The iPhone case market is flooded with options. That's a great thing for consumers, but something of a challenge if you're trying to eke out a living making cases. How on earth can designers make a case that stands out from the ever-growing crowd?
Every trade show tends to reveal a trend in the case market, where manufacturers are trying to anticipate what customers are looking for. Last year at Macworld/iWorld, we saw a lot of ultra-rugged protective cases that practically doubled the size of the svelte iPhone--ideal for deep-sea divers and extreme outdoors fanatics, but an approach that severely compromises the iPhone's style.
It seemed like there were fewer cases at Macworld/iWorld this year compared to the 2013 edition, perhaps because last year's show followed the debut of the iPhone 5, which was a new body style.

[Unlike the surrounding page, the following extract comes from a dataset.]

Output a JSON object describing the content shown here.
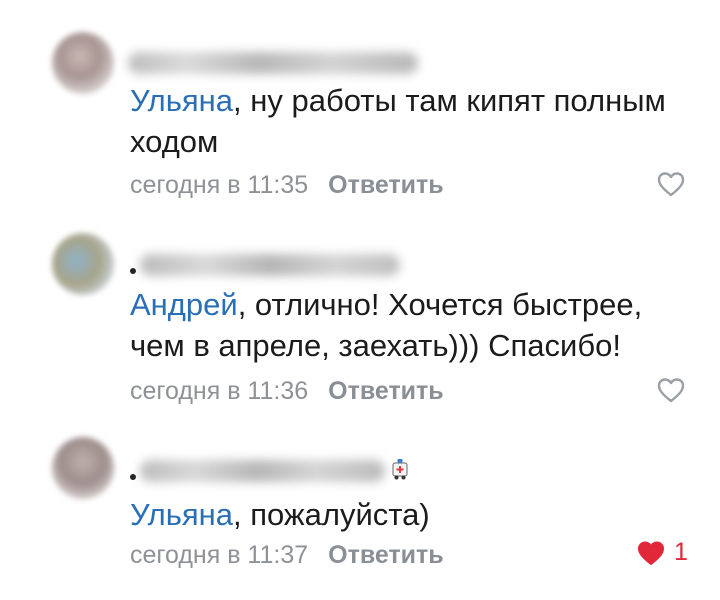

The next version of the iPhone is expected to arrive later this year, so it's possible that case makers are holding off on showing anything new. From what was on hand this year, the focus seems to be less on extreme protection and more on extra features and functionality.
My favorite case at the show was Moshi's $45 SenseCover, a super slim folio-style case for the iPhone 5 and 5s. Personally, I like folio cases for the iPhone because that means my display is always covered when not in use, which helps to eliminate scratches. However, many people find talking on the phone to be a bit awkward with a folio case, as you have to flip the cover around and hold it open.
The SenseCover cleverly fixes that problem. The cover has a window on the front to show the time, and a touch-sensitive sensor along the bottom. When you get an incoming call, you can see who is calling through the window, and the sensor is perfectly aligned with the iPhone's slide-to-answer area. Slide your finger along the sensor to answer the call, all without opening the cover. You can even talk on the phone with the front flap closed, as the SenseCover doesn't block the microphone or speaker. Plus, it's made from an ultra sleek, ultra slim material that really compliments the iPhone's style.
One of Macworld's Best of Show winners was the $349 Flir One, which is a case for the iPhone 5 and 5s that doubles as a thermal imaging camera when paired with its companion app. Though that seems a little niche, it actually can be used for a bunch of practical household uses: you can look for sources of heat loss or missing insulation, locate studs in the wall, or look for moisture leaks.
I also had a lot of fun playing with the $45 In1 Case, which is a multitool utility case for the iPhone 5 and 5s. (I keep referring to it as the Swiss Army Knife case, but maybe that's a little inaccurate.) The In1 Case has eight tools tucked inside the back cover: Two pens (one in red ink, one in blue ink), a Phillips screwdriver, a slotted screwdriver, a nail file, tweezers, little scissors, and a toothpick. It also has a build-in kickstand as an added bonus. The tools are easy to slide out when you need to use one, but stay securely in place when you don't.
Because each tool is smaller than 4-inches, the In1 Case is fully TSA compliant, so you don't have to worry about flying with this bad boy.
Of course, not everyone needs to search for animals in complete darkness or have a Phillips head screwdriver on them at all times. For basic protection in a colorful array of patterns, Artscase offers a ton of options.
Artscase features cases designed by artists from around the world, and you can choose the level of protection you'd like: A simple hard shell starts at $29, or you can add an inner layer of silicone for double protection at $39. If you don't see a design you like, you can create your own case, too.